**YOUR GOAL:** Report the number of lines of the listing below containing the string "letter", with nothing added.

**SUPPLIED RECORDS:**

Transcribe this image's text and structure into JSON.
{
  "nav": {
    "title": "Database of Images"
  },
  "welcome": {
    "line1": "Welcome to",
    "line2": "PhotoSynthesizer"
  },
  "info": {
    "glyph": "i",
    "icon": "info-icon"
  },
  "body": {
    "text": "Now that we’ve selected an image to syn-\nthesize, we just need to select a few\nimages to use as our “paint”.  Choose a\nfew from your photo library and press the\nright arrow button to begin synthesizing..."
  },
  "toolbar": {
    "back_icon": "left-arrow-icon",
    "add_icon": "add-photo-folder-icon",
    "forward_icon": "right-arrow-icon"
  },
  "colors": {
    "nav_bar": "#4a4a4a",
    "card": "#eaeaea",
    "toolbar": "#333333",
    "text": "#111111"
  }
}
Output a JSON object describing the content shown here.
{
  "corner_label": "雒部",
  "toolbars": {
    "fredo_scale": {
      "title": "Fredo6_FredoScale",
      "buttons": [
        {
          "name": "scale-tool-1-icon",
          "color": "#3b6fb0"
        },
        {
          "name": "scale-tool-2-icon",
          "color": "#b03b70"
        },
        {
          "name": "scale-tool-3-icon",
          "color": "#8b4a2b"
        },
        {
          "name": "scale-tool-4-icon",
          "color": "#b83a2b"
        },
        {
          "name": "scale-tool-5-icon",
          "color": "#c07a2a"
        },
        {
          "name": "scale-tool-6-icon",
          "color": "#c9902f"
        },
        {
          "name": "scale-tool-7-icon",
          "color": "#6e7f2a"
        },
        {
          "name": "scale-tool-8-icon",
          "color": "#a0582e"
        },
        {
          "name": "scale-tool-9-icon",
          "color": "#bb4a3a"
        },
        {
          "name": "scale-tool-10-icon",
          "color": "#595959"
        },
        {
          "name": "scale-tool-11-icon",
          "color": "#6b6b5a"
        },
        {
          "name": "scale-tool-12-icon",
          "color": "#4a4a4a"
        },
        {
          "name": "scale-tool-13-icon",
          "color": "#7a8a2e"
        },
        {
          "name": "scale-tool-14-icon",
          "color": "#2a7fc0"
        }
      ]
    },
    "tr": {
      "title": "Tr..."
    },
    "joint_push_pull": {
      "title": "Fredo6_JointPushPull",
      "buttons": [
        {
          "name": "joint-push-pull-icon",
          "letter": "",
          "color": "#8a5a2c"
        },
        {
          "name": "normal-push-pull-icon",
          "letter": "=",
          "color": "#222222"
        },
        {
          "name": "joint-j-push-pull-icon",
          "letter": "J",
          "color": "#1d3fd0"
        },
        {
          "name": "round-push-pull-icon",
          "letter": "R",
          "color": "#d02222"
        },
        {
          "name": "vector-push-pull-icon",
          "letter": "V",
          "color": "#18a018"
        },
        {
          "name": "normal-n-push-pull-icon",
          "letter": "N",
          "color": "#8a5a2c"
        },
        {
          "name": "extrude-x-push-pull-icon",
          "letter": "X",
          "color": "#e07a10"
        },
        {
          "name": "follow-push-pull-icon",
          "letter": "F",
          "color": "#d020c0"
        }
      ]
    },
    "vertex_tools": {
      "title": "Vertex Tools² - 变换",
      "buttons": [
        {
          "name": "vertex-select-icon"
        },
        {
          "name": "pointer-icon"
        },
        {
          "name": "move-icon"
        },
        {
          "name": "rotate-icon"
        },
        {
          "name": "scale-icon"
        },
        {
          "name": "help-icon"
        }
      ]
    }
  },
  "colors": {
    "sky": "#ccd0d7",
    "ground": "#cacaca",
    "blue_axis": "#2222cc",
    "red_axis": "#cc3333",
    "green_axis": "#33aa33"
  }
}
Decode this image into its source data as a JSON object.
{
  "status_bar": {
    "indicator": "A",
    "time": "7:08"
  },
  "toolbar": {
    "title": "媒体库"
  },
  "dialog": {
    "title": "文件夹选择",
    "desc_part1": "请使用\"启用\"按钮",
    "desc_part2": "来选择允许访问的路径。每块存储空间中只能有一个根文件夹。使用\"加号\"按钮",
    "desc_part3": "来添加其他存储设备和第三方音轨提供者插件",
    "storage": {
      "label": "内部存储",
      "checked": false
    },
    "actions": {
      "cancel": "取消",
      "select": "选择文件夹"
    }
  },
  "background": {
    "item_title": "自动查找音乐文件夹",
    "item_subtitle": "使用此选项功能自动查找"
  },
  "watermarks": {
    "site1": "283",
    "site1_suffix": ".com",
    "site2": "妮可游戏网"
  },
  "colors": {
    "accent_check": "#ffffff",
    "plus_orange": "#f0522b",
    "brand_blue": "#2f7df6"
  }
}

**RESPONSE TO THE EXERCISE:** 8